The seven-foot-long Indian Rock Python rescued from Agra Golf Course behind Taj Mahal

In an action-packed weekend, the Wildlife SOS Rapid Response Unit stationed at Agra rescued several creatures, including huge snakes and a Golden Jackal.

The rescue team of the NGO received information that a big seven-foot-long Indian Rock Python had been spotted at Agra Golf Course which is located right behind the West Gate of Taj Mahal, one of the most visited monuments in the world.

It was spotted near the rest house but later the reptile slithered into the garden. The reptile was carefully removed from the premises by the team and will be released in the wild later after observation.

Python at Airport Agra
Six-foot-long Python rescued from Agra Civil Airport

In another incident a six-foot-long Python which was sighted in the store room near the parking area at Agra Civil Airport located inside the Air Force Station triggered a panic. The reptile was safely rescued by the Rapid Response Unit and will be released soon.

On Sunday alert farmers on their way to work stopped on their tracks on hearing the cry for help coming from an 40-foot-deep open borewell in Karbhana village located in Tajganj, Agra. They found a young jackal huddled in its depths.

Worried about its well-being, the farmers immediately reached out to the Wildlife SOS Rapid Response Unit on their 24×7 emergency helpline for help.

Golden Jackal in the borewell Agra
The Golden Jackal which was rescued from a 40-foot-deep borewell

The two-member rescue team, geared with necessary rescue equipment and medical aid reached the spot and after an hour-long rescue operation, removed the creature from the borewell. Following a quick onsite medical examination, it was released back into its natural habitat.
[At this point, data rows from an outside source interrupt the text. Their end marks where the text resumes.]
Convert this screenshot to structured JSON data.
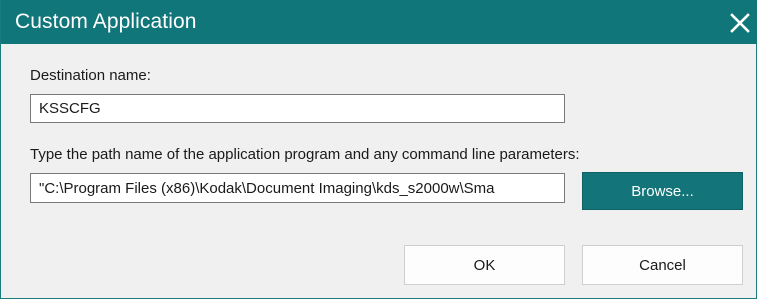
{
  "window": {
    "title": "Custom Application",
    "close_icon": "close-icon",
    "titlebar_color": "#11767a"
  },
  "destination": {
    "label": "Destination name:",
    "value": "KSSCFG"
  },
  "path": {
    "label": "Type the path name of the application program and any command line parameters:",
    "value": "\"C:\\Program Files (x86)\\Kodak\\Document Imaging\\kds_s2000w\\Sma"
  },
  "buttons": {
    "browse_label": "Browse...",
    "ok_label": "OK",
    "cancel_label": "Cancel",
    "accent_color": "#137479"
  }
}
Native of the Indian subcontinent, Golden Jackals play a very important role in forest ecology. Omnivorous in nature, they feed on a variety of small mammals, birds, fish, hares and even fruits. Victims of hunting, wildlife trafficking, man-animal conflict and highway accidents these species are protected under Schedule II of the Wildlife Protection Act 1972. An estimated population of 80,000 of these animals are there in the wild.